What is happening in the body when food poisoning occurs? Are the symptoms defensive actions or purely symptomatic?
My girlfriend—her of the iron stomach—ate dinner with my parents and I the other night. First up: scallops, fried. Second: salmon steaks, fried, with various sundries. Cake and cheeseboard followed. Two glasses of wine.
Two hours later, after a walk to the beach and back, she throws up everything. In the forty-five minutes preceding she feels very queasy. After vomiting she still feels a little bad, but generally much better. We go to sleep. The next day she's mildly tired but otherwise fine.
We put it down to a bad scallop, since everyone else was unaffected. It got us talking about food poisoning. What exactly is going on? Is the vomiting a symptom forced upon the body by bacteria or, as it very much appears, something the body enacts to eject the bad stuff? Similar with diarrhea. Do the symptoms depend on the type of bacteria ingested? Are these symptoms actually defences to prevent things going any further, or are they negative consequences? Does the delay between eating and feeling sick depends on bacteria multiplying? How does the body detect a problem, if these are defensive manoeuvres?
Why is seafood so susceptible to bacteria that can sicken us? Or are most shellfish poisonings, as hinted at by the wikipedia page, a toxin poisoning?
I've read the wikipedia page
, but it doesn't really explain how the symptoms come about or what is happening in the body.
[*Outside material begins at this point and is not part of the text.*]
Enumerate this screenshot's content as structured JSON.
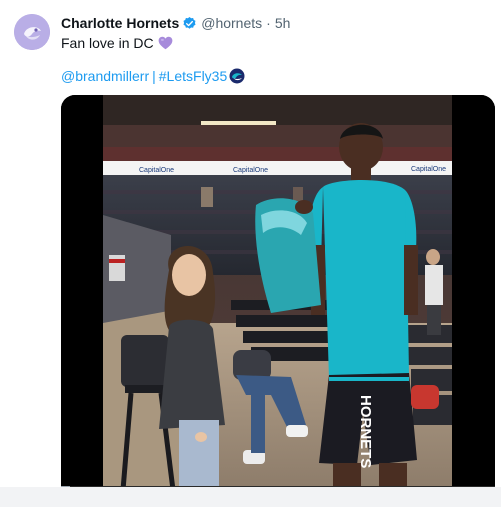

I realise there are a lot of questions above. I don't mind in-depth explanations or links. Thanks.